* [WHAT YOU NEED TO DO]
From the data below, return each line in which the string "Peak" is found.

* [Web page and app entries]

------------------------------

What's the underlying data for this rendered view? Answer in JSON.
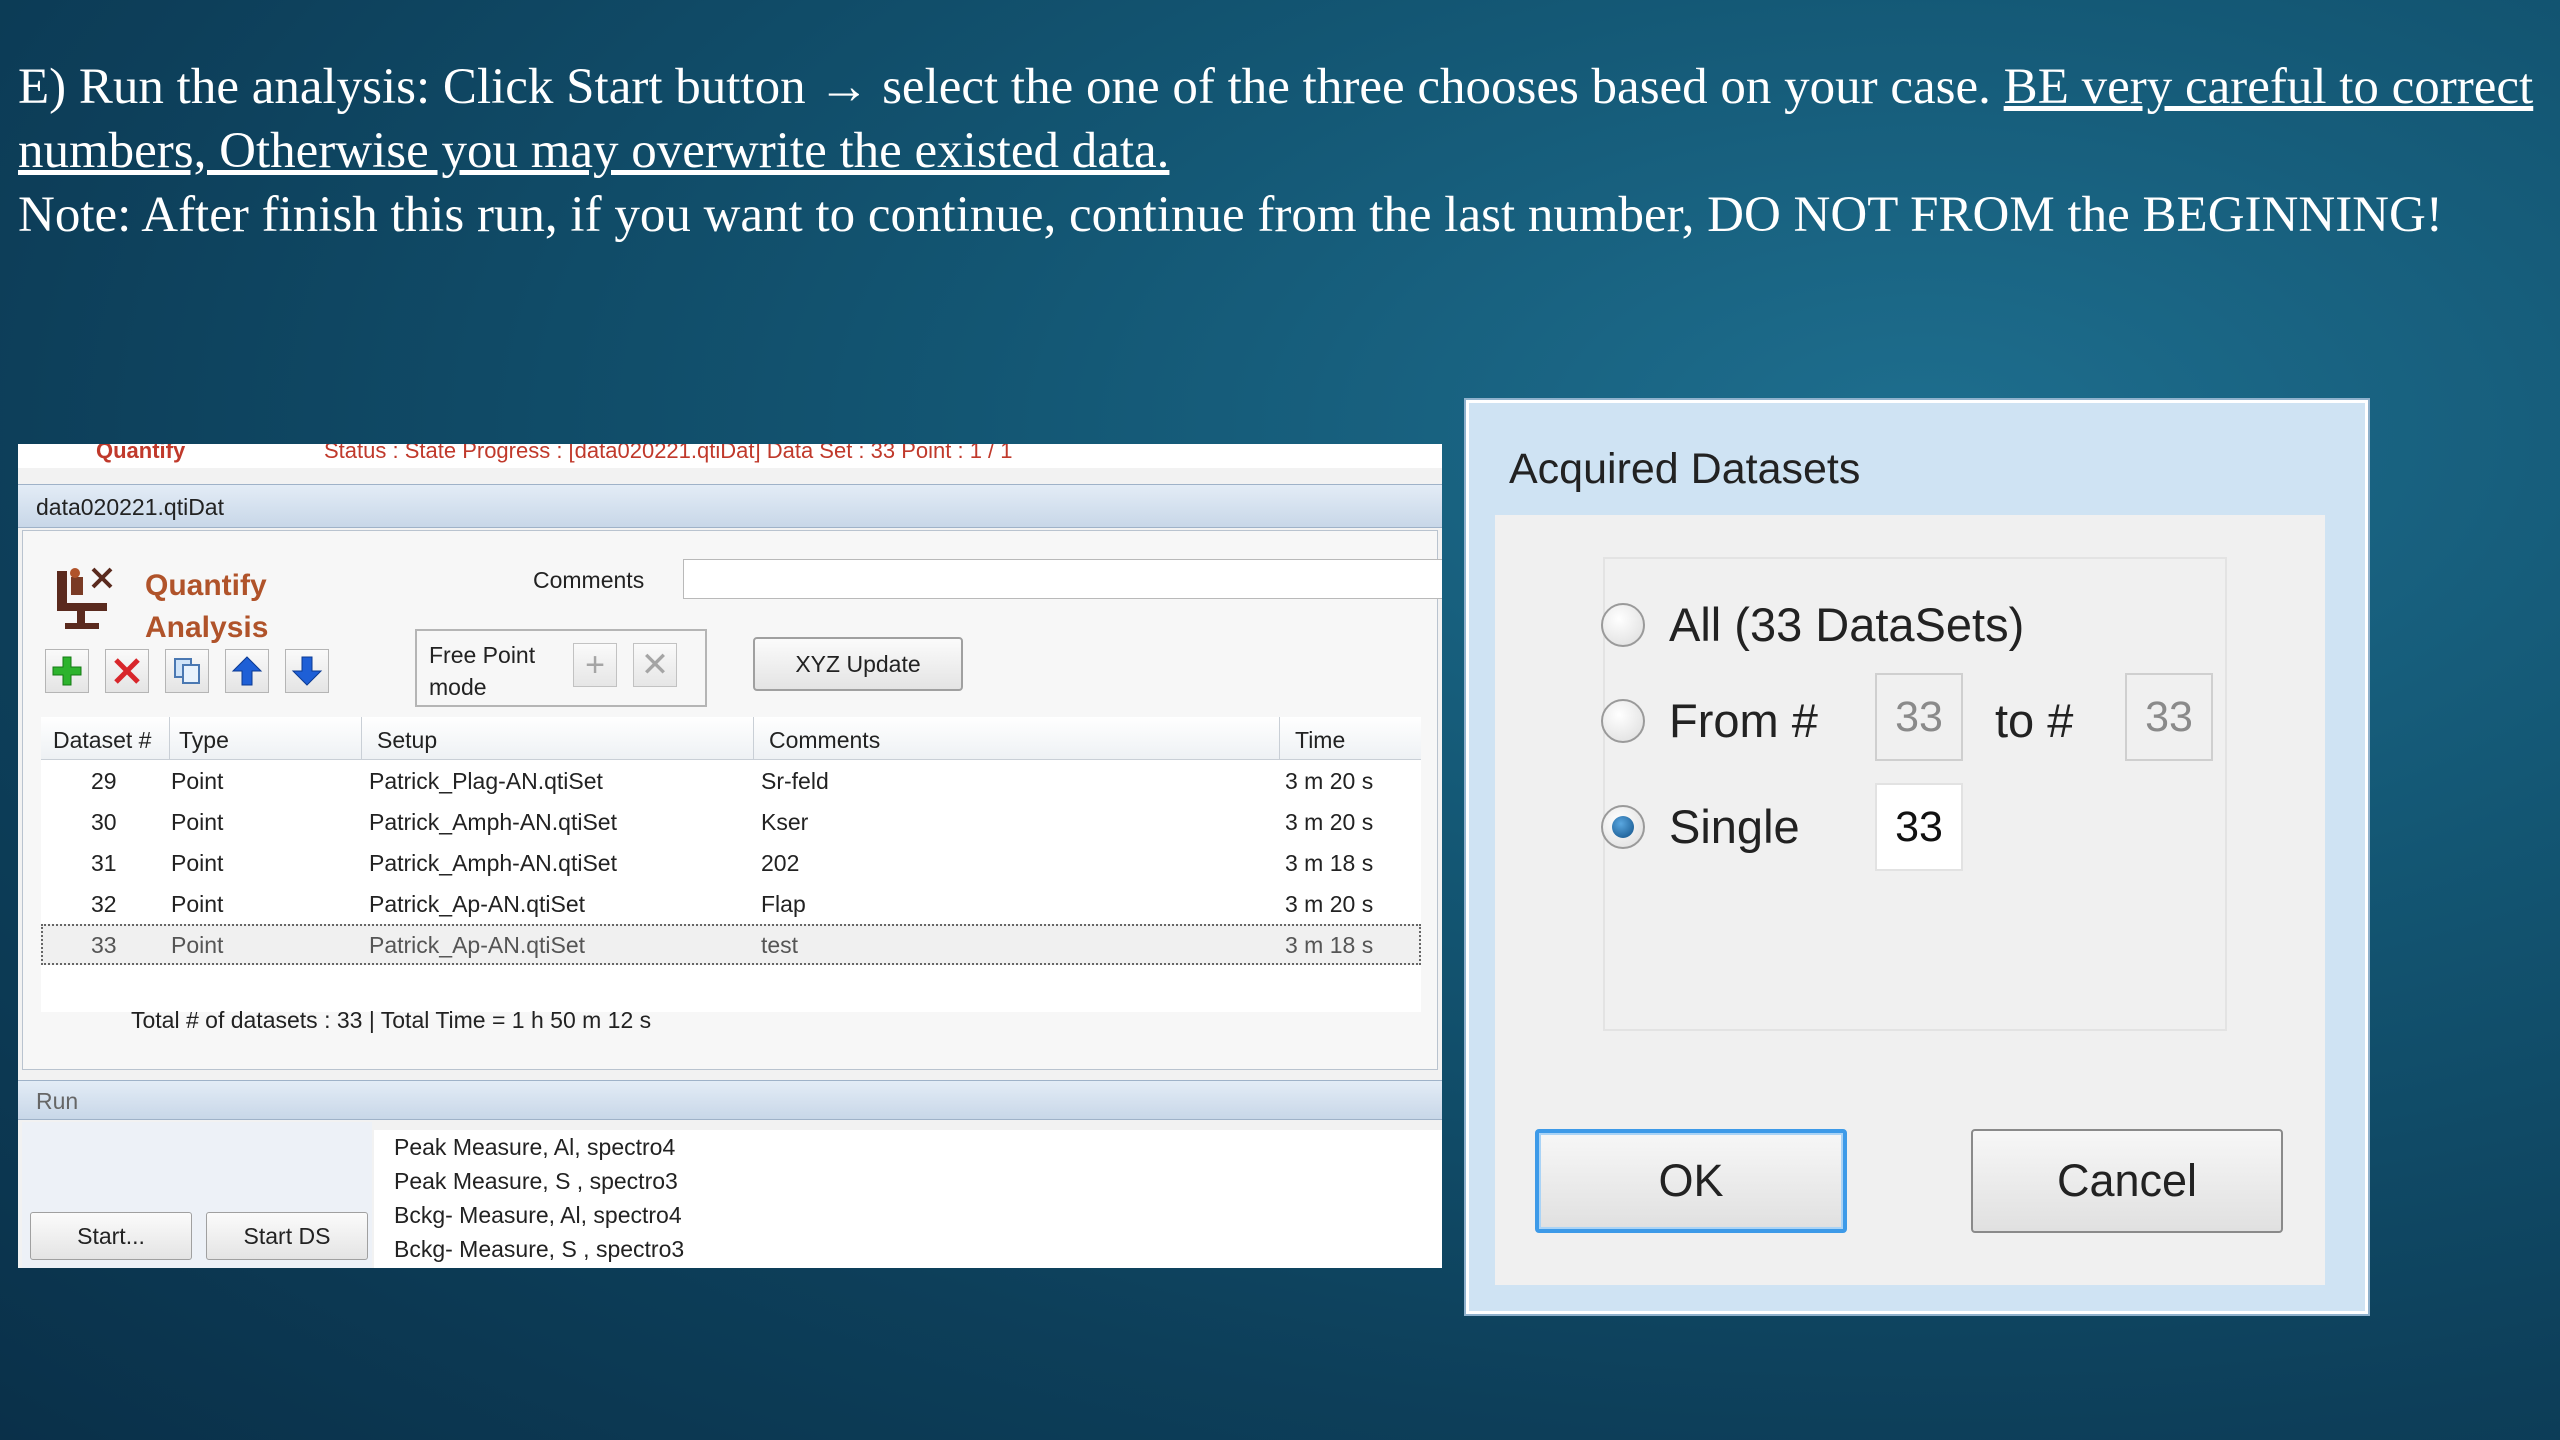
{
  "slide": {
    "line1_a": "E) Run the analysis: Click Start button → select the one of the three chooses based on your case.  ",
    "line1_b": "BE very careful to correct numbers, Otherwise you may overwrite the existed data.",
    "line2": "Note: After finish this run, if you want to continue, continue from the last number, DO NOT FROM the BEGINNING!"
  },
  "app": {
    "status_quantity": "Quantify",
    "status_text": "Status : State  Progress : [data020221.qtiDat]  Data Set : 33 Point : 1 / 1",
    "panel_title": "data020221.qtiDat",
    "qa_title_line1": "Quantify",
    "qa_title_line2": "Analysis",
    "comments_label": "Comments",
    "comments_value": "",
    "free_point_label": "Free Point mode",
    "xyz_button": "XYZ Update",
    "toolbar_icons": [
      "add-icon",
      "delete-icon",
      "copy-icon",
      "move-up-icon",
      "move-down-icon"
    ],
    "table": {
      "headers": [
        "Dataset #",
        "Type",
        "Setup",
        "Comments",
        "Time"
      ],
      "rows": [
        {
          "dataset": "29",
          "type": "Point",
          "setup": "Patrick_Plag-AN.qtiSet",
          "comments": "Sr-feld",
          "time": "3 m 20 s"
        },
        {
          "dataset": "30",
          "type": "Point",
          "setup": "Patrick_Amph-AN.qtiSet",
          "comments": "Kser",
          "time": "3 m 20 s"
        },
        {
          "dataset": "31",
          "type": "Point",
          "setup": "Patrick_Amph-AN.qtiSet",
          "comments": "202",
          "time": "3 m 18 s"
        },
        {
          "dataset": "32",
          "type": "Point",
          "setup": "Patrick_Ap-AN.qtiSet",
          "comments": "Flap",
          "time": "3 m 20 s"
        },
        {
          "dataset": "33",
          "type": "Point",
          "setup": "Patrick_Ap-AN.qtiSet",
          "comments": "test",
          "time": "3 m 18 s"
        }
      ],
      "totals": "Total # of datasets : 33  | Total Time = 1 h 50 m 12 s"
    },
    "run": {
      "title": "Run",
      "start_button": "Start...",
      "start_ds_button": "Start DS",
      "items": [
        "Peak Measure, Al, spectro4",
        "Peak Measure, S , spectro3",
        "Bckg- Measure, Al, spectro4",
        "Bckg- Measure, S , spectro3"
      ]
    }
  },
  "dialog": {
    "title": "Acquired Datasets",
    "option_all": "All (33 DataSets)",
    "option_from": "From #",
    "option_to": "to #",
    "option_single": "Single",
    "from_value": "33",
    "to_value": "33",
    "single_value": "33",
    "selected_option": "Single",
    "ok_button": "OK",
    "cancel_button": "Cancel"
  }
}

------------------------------

* [TASK ANSWER]
        "Peak Measure, Al, spectro4",
        "Peak Measure, S , spectro3",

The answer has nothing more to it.